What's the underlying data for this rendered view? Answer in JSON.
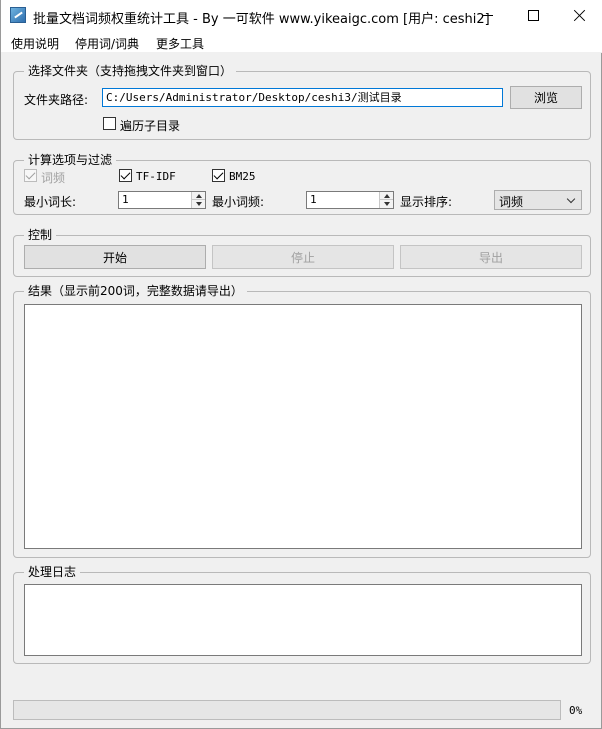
{
  "window": {
    "title": "批量文档词频权重统计工具 - By 一可软件 www.yikeaigc.com [用户: ceshi2]"
  },
  "menu": [
    "使用说明",
    "停用词/词典",
    "更多工具"
  ],
  "folder_group": {
    "title": "选择文件夹（支持拖拽文件夹到窗口）",
    "path_label": "文件夹路径:",
    "path_value": "C:/Users/Administrator/Desktop/ceshi3/测试目录",
    "browse_label": "浏览",
    "recursive_label": "遍历子目录",
    "recursive_checked": false
  },
  "options_group": {
    "title": "计算选项与过滤",
    "metrics": [
      {
        "label": "词频",
        "checked": true,
        "disabled": true
      },
      {
        "label": "TF-IDF",
        "checked": true,
        "disabled": false
      },
      {
        "label": "BM25",
        "checked": true,
        "disabled": false
      }
    ],
    "min_len_label": "最小词长:",
    "min_len_value": "1",
    "min_freq_label": "最小词频:",
    "min_freq_value": "1",
    "sort_label": "显示排序:",
    "sort_value": "词频"
  },
  "control_group": {
    "title": "控制",
    "start_label": "开始",
    "stop_label": "停止",
    "export_label": "导出"
  },
  "results_group": {
    "title": "结果（显示前200词，完整数据请导出）"
  },
  "log_group": {
    "title": "处理日志"
  },
  "progress": {
    "percent": 0,
    "text": "0%"
  },
  "colors": {
    "focus_border": "#0078d7",
    "disabled_text": "#a0a0a0",
    "progress_fill": "#06b025"
  }
}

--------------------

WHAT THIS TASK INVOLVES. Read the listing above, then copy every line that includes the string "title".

TASK RESPONSE.
    "title": "批量文档词频权重统计工具 - By 一可软件 www.yikeaigc.com [用户: ceshi2]"
    "title": "选择文件夹（支持拖拽文件夹到窗口）",
    "title": "计算选项与过滤",
    "title": "控制",
    "title": "结果（显示前200词，完整数据请导出）"
    "title": "处理日志"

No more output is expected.